> **DIRECTIONS FOR THIS TASK**
Pull out from the material below all lines with "nProperties".

+===+

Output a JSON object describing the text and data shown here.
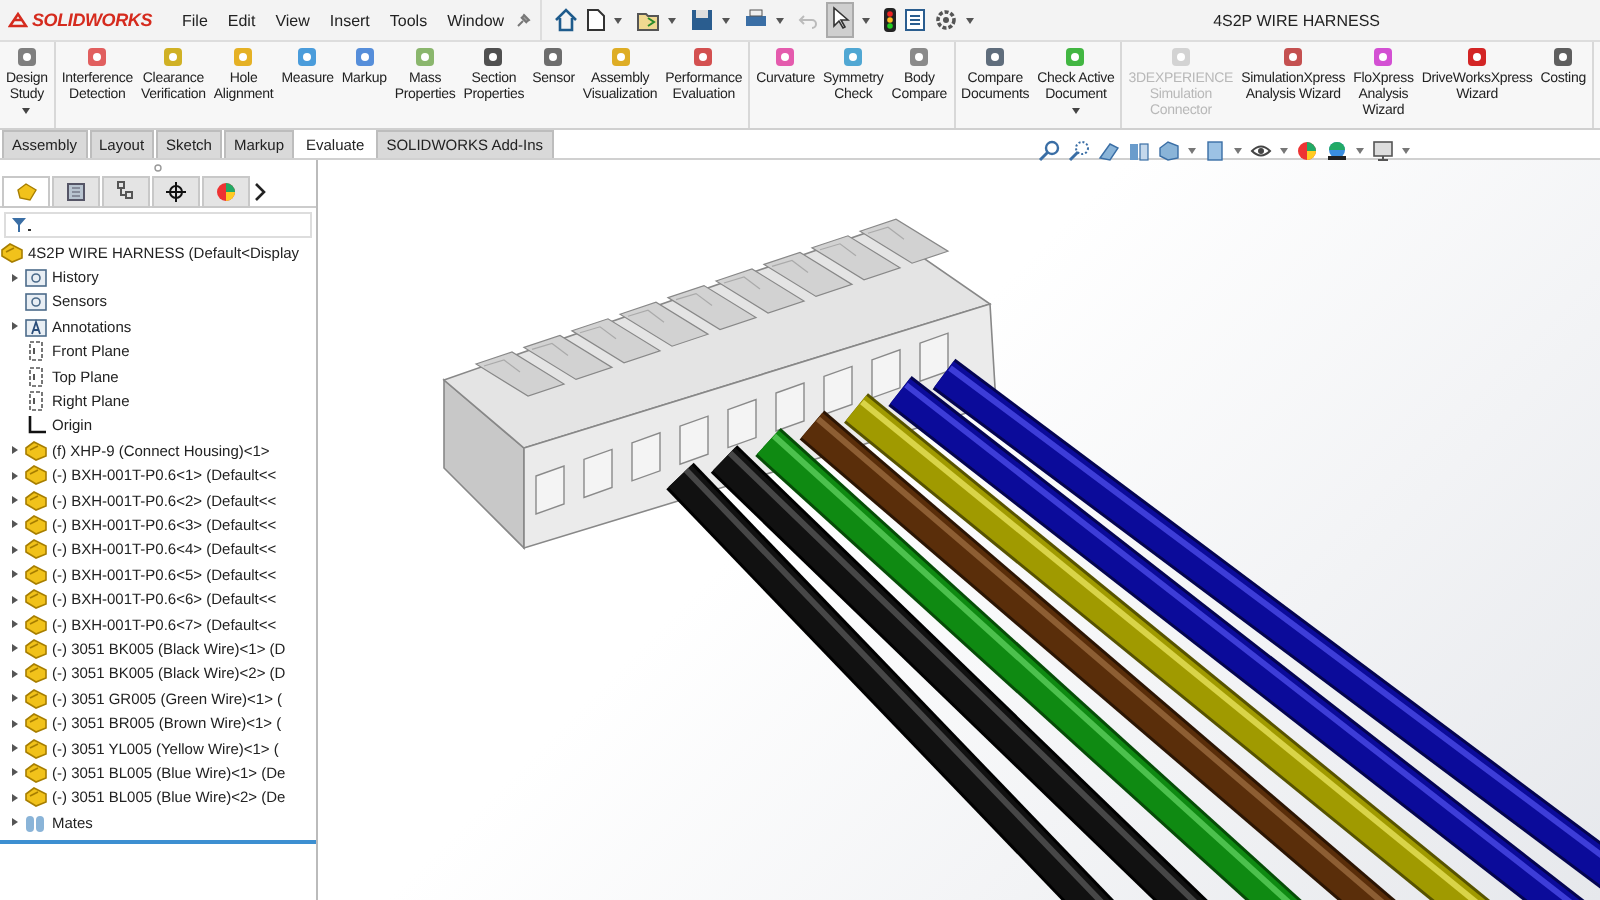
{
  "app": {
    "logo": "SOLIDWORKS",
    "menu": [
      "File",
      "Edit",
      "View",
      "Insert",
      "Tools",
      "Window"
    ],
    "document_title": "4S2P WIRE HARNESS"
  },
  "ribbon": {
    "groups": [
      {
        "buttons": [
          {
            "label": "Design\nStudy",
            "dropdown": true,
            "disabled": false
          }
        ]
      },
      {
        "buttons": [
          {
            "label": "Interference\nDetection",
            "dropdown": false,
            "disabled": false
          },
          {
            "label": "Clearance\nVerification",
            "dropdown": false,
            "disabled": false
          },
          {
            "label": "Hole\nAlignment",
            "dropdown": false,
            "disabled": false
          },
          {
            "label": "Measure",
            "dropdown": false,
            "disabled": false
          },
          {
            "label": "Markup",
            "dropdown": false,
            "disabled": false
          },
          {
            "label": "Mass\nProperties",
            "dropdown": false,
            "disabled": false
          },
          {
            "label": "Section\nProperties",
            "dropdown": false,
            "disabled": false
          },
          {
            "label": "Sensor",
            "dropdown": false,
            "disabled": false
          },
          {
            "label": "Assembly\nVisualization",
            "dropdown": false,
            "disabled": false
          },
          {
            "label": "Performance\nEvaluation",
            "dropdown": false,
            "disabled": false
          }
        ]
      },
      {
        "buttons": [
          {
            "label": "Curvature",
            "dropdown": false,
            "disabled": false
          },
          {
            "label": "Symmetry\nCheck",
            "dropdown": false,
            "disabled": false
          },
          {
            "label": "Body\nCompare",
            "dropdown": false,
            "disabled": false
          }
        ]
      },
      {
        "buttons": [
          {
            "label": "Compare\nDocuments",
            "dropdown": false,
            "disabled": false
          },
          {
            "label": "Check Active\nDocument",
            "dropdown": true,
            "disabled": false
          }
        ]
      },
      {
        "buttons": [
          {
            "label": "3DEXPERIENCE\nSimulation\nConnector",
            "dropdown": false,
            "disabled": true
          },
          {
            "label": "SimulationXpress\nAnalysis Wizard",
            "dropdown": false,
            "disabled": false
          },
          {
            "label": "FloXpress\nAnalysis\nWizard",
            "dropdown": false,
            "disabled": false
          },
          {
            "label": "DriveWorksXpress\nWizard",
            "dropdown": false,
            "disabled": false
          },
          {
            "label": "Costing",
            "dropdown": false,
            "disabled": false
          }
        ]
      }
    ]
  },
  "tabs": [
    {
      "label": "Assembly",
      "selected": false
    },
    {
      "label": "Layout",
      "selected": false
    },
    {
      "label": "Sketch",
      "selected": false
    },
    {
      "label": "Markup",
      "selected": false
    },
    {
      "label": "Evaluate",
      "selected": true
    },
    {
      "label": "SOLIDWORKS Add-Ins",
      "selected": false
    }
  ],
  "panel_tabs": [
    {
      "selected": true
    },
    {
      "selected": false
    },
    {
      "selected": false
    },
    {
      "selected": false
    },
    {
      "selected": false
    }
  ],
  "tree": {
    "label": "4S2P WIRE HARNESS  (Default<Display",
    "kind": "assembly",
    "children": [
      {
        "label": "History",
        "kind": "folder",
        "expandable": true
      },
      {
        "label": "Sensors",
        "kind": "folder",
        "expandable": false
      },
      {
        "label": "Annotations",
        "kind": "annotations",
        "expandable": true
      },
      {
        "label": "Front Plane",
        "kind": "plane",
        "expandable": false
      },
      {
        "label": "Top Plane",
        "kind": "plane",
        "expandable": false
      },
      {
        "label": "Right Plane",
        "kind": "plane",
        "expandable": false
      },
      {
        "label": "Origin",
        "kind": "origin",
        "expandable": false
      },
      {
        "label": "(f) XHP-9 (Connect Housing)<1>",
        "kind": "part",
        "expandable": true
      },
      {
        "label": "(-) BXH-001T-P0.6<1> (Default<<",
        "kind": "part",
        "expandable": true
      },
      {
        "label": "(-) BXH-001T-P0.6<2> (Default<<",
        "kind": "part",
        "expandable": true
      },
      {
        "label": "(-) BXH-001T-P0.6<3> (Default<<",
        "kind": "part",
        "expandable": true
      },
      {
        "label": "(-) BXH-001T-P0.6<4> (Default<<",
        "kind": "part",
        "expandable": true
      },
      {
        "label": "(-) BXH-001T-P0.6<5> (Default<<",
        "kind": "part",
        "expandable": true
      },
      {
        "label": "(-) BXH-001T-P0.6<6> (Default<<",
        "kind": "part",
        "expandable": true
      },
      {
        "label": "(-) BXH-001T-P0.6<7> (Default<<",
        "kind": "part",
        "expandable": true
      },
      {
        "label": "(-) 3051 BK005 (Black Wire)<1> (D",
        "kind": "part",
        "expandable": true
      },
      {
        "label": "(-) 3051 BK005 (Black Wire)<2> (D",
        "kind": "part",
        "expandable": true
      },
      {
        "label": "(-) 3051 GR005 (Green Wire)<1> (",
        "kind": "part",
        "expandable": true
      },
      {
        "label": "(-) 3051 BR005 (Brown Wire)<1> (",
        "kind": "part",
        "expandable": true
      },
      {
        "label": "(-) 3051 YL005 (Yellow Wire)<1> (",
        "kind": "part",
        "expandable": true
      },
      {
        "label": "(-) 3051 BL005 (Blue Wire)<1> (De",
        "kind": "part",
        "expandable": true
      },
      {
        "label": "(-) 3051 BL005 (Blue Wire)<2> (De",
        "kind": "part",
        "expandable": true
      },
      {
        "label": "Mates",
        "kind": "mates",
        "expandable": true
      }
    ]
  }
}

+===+

> **TASK SOLUTION**
            "label": "Mass\nProperties",
            "label": "Section\nProperties",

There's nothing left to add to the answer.